Sunday, February 04, 2007

Rallying the troops: Mooney and Sokal on the relationship between science and politics

Forget Popper and Kuhn, and think politics. Similar to rally-round-the-flag effects, where events like 9/11 and declarations of war are usually followed by surges in presidential approval ratings and unanimous declarations of support in Congress, the scientific community may be going into an era where external pressure from politics and interest groups will increase internal cohesion and a refocus on ideas like rigor, peer-review, and intersubjectivity.

At least this is one way to read Chris Mooney and Alan Sokal's op-ed in today's LA Times.

"... [The] introspection on the academic left has been a heartening sign, and the pronouncements of extreme relativism have subsided significantly in recent years. This frees up defenders of science to combat the enemy on our other flank: an unholy (and uneasy) alliance of economically driven attacks on science (on issues such as global climate change, mercury pollution and what constitutes a good diet) and theologically impelled ones (in areas such as evolution, reproductive health and embryonic stem cell research)."

(Click here for the complete OpEd.)
Ironically, of course, Alan Sokal's book about the battles within the academic community over objective standards and quality criteria takes on an interesting double meaning in this context. "Fashionable Nonsense" seems an all to appropriate label in times when the public takes their cues on stem cell research and climate change from Ron Reagan, Michael J. Fox and Al Gore instead of scientists and academics, and when ID proponents win the public debate, based on reframing scientific concepts, such as "uncertainty" and "theory."

As Mooney and Sokal put it in their op-ed:
"To avoid nature's punishment, we must take steps now to restore reality-based government."

Update (02/06/07):

Here is a link to various reactions to the op-ed that Chris Mooney has compiled on "The Intersection."


Chris Mooney said...

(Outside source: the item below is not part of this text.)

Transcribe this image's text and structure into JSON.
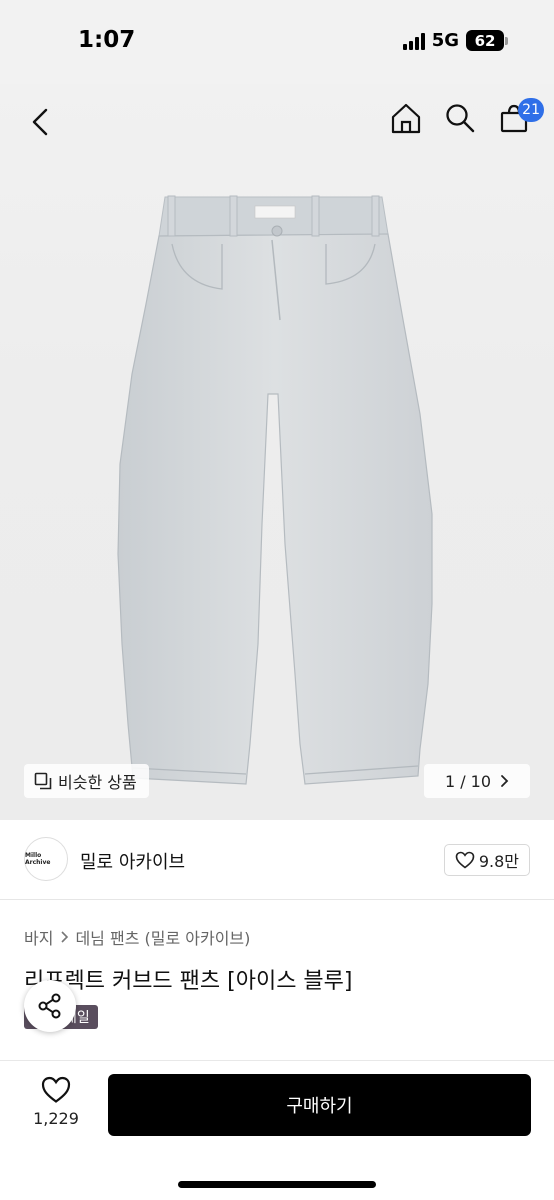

Hi Dietram,
I enjoyed this post; for my part, this is exactly what I was *hoping* people would get out of our op-ed. The goal is not to re-fight the old science wars, but rather to realize that we can all come together to fight the new ones.